It doesn't mean that you may have everything you want and should be happy so why are you depressed, depression has no barriers, it could affect absolutely anyone at any time.

Sorry my post is long, I certainly didn't want this to happen.


Hi Geoff,

That is very helpful, thankyou.

I have been to the GP and been placed on a mental health plan. I am waiting to get into the Psychologist. Mental Health services are sparse and difficult to get into. I will definitely look into those materials.

Thanks Again

Blue Voices Member
Blue Voices Member

Hi brokenbluecat,

Thanks for your post. Geoff has written some great advice but as a young person I thought I might chip in too.

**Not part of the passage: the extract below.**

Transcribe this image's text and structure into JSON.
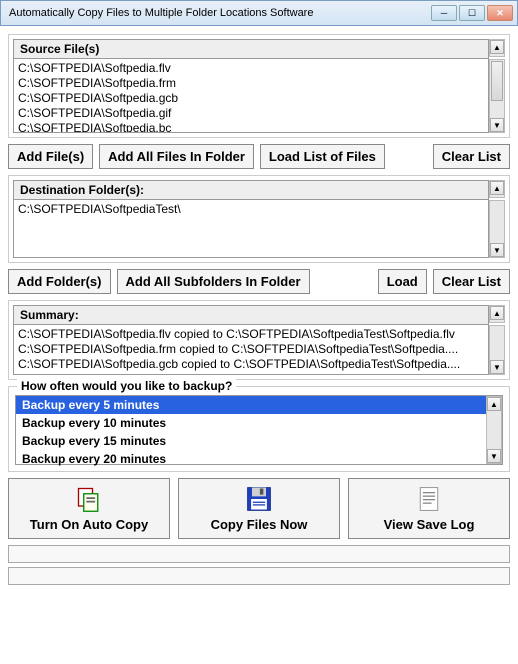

I'm really glad that you want to share what's going on with your boys and it sounds like you've tried to share what's going on with your husband too. Can I ask what you have said or what they might know already?

I think a big part of explaining what's going on is finding out what they know already and adding to it. They've known you for 20 years which means they've seen you battle this for 20 years. This isn't new information and in a sense they will already have some understanding.

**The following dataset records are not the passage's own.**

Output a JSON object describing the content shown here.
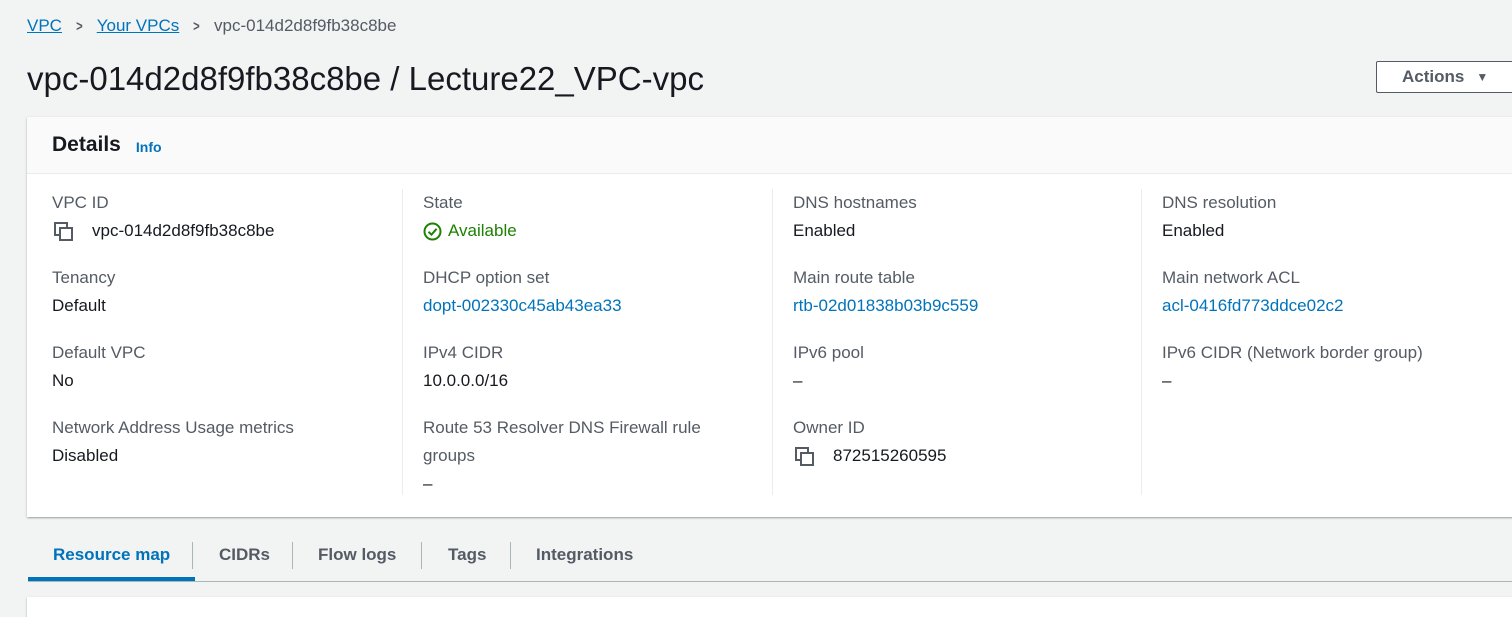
{
  "breadcrumb": {
    "items": [
      "VPC",
      "Your VPCs"
    ],
    "current": "vpc-014d2d8f9fb38c8be"
  },
  "page": {
    "title": "vpc-014d2d8f9fb38c8be / Lecture22_VPC-vpc",
    "actions_label": "Actions"
  },
  "details": {
    "title": "Details",
    "info_label": "Info",
    "fields": {
      "vpc_id": {
        "label": "VPC ID",
        "value": "vpc-014d2d8f9fb38c8be"
      },
      "state": {
        "label": "State",
        "value": "Available"
      },
      "dns_hostnames": {
        "label": "DNS hostnames",
        "value": "Enabled"
      },
      "dns_resolution": {
        "label": "DNS resolution",
        "value": "Enabled"
      },
      "tenancy": {
        "label": "Tenancy",
        "value": "Default"
      },
      "dhcp_option_set": {
        "label": "DHCP option set",
        "value": "dopt-002330c45ab43ea33"
      },
      "main_route_table": {
        "label": "Main route table",
        "value": "rtb-02d01838b03b9c559"
      },
      "main_network_acl": {
        "label": "Main network ACL",
        "value": "acl-0416fd773ddce02c2"
      },
      "default_vpc": {
        "label": "Default VPC",
        "value": "No"
      },
      "ipv4_cidr": {
        "label": "IPv4 CIDR",
        "value": "10.0.0.0/16"
      },
      "ipv6_pool": {
        "label": "IPv6 pool",
        "value": "–"
      },
      "ipv6_cidr": {
        "label": "IPv6 CIDR (Network border group)",
        "value": "–"
      },
      "nau_metrics": {
        "label": "Network Address Usage metrics",
        "value": "Disabled"
      },
      "route53": {
        "label_line1": "Route 53 Resolver DNS Firewall rule",
        "label_line2": "groups",
        "value": "–"
      },
      "owner_id": {
        "label": "Owner ID",
        "value": "872515260595"
      }
    }
  },
  "tabs": [
    "Resource map",
    "CIDRs",
    "Flow logs",
    "Tags",
    "Integrations"
  ],
  "colors": {
    "link": "#0073bb",
    "success": "#1d8102",
    "text": "#16191f",
    "muted": "#545b64",
    "background": "#f2f3f3"
  },
  "icons": {
    "copy": "copy-icon",
    "status": "check-circle-icon",
    "dropdown": "caret-down-icon"
  }
}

There's a great website here called COPMI, which focuses on children of parents with a mental illness and helping them understand. Here's a link on how to talk to your teens -


For me personally the things that I would need are

- Time. Know that if I don't respond straight away or I need to think about things then that's okay and doesn't mean that you've said something wrong or said too much.

- Opportunities to ask questions. This may mean you need to up the self-care or do it on a 'good day' so that you can be ready to talk about things and how it affects you day-to-day.

- Space. Talking about this on the way to work/school is going to be much more difficult then sitting down and talking over dinner.

- Support. You might want to recommend the forums as a place to go for people in the same boat, or you might want support yourself so you can have that conversation.

- Advice. I really think teens (and husbands) like to be practical. What can they do? What would be helpful? If you could give them a practical suggestion like 'it would be great if you could make tea' vs 'it would be great if you could be there for me', then it's something they can physically do. It helps you and it helps them as it gives them a sense of control and helpfulness.

I hope this helps!